START Dataset extract

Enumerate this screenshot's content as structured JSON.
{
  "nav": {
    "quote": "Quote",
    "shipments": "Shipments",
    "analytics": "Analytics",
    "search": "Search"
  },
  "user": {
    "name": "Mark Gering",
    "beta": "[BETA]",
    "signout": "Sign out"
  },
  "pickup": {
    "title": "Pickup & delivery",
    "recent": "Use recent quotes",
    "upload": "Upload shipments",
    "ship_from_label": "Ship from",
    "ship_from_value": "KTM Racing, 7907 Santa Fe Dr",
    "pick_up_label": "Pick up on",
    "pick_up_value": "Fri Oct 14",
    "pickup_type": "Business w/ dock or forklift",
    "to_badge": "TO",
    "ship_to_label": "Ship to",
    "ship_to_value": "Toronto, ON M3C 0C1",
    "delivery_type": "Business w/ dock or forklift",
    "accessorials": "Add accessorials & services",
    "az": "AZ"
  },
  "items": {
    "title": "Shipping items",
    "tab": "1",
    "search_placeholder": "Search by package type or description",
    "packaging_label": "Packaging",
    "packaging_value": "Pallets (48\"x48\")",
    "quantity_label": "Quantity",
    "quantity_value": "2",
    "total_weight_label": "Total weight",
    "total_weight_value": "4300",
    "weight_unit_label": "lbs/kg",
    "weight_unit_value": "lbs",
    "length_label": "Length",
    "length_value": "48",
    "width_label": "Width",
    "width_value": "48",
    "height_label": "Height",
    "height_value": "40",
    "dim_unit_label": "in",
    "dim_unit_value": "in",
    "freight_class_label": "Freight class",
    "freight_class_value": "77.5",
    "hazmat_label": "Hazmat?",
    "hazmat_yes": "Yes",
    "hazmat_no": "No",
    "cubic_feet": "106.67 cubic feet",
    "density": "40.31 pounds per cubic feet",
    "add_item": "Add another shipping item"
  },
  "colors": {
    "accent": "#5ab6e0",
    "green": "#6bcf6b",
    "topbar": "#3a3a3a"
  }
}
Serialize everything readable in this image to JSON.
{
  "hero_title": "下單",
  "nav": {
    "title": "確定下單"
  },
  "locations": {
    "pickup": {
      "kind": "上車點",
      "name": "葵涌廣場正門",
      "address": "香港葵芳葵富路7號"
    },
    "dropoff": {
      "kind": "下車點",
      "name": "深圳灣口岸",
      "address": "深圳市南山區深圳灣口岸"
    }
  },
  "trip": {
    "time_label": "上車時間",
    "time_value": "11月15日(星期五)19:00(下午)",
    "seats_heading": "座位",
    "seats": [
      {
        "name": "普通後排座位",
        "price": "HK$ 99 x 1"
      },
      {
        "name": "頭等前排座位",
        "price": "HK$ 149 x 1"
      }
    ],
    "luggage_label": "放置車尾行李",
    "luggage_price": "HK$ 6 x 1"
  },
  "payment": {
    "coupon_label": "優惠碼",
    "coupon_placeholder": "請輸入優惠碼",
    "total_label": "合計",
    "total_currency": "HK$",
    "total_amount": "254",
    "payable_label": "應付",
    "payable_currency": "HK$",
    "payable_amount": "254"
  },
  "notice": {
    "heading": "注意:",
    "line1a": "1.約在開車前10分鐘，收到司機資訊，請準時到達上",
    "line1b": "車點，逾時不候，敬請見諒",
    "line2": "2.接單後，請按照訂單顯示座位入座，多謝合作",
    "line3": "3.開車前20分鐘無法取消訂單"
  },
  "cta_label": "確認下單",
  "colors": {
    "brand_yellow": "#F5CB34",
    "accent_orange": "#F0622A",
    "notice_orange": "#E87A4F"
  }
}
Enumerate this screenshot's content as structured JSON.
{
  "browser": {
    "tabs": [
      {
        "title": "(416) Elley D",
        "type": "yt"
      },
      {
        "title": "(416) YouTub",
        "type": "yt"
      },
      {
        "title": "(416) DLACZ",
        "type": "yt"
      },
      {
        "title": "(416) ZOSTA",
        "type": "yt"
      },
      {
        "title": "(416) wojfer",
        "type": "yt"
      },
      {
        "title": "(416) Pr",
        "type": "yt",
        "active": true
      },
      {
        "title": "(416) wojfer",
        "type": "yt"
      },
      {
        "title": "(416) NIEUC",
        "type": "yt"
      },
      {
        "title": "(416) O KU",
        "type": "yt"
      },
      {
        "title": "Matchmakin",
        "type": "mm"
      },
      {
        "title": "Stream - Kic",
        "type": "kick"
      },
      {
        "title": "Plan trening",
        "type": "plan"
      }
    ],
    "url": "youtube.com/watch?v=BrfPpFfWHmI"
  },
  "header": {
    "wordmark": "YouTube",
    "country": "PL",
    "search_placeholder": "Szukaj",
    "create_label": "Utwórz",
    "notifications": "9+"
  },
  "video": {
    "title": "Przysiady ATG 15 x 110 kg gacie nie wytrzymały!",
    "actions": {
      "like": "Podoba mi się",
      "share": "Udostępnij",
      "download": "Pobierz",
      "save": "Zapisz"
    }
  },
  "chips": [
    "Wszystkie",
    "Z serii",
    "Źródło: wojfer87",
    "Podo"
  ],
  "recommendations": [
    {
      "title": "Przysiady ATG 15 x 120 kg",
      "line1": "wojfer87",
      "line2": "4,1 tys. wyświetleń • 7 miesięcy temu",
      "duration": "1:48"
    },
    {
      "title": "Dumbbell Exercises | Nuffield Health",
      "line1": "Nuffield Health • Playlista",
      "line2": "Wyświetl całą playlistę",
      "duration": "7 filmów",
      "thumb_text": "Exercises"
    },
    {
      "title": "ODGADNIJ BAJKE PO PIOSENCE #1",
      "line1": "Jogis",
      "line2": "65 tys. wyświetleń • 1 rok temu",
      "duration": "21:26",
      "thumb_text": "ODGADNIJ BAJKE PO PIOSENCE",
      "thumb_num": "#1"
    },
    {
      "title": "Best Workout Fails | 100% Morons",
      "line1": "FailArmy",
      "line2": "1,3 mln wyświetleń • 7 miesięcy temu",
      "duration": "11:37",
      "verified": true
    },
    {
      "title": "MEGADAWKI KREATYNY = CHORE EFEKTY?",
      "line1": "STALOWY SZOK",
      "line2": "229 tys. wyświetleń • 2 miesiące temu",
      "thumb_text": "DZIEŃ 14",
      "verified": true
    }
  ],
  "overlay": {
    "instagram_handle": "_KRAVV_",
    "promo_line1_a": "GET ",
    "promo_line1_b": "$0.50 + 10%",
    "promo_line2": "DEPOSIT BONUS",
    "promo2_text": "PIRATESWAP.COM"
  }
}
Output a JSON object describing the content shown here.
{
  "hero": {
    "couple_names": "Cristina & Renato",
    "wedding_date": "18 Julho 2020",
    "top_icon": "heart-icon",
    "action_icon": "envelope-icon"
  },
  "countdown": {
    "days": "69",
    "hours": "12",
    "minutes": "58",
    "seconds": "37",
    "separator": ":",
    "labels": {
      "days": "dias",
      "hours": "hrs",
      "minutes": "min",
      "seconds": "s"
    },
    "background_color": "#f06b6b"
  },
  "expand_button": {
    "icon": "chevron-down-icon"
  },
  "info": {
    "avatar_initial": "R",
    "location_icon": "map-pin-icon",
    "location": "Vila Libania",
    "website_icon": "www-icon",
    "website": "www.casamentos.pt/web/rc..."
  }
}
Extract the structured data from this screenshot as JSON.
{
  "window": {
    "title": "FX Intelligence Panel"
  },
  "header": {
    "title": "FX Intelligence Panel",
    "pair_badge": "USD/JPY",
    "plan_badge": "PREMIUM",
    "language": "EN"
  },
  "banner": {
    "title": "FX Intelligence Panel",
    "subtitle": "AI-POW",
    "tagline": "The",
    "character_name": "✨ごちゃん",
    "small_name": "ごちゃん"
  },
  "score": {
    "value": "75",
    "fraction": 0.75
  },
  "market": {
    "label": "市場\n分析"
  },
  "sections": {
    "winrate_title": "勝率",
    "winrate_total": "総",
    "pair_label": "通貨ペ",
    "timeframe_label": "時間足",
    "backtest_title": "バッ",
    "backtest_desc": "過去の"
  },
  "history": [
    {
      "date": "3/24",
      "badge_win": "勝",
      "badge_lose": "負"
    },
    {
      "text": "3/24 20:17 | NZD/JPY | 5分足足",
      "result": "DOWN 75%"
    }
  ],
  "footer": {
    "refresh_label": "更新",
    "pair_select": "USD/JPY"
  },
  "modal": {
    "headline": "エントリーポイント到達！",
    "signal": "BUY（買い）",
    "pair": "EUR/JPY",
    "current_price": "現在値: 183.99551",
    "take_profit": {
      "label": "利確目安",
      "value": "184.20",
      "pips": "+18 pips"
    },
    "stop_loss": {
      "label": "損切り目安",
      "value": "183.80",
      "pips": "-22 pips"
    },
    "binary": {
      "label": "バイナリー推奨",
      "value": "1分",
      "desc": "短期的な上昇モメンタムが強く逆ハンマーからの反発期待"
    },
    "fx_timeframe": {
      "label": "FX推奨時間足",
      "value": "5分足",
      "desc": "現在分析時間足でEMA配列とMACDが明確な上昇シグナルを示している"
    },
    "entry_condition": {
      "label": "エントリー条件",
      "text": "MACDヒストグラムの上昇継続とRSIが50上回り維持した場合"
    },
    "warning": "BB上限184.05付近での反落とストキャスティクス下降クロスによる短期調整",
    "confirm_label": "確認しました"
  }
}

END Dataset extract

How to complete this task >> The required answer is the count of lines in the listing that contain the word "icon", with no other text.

Your solution >> 5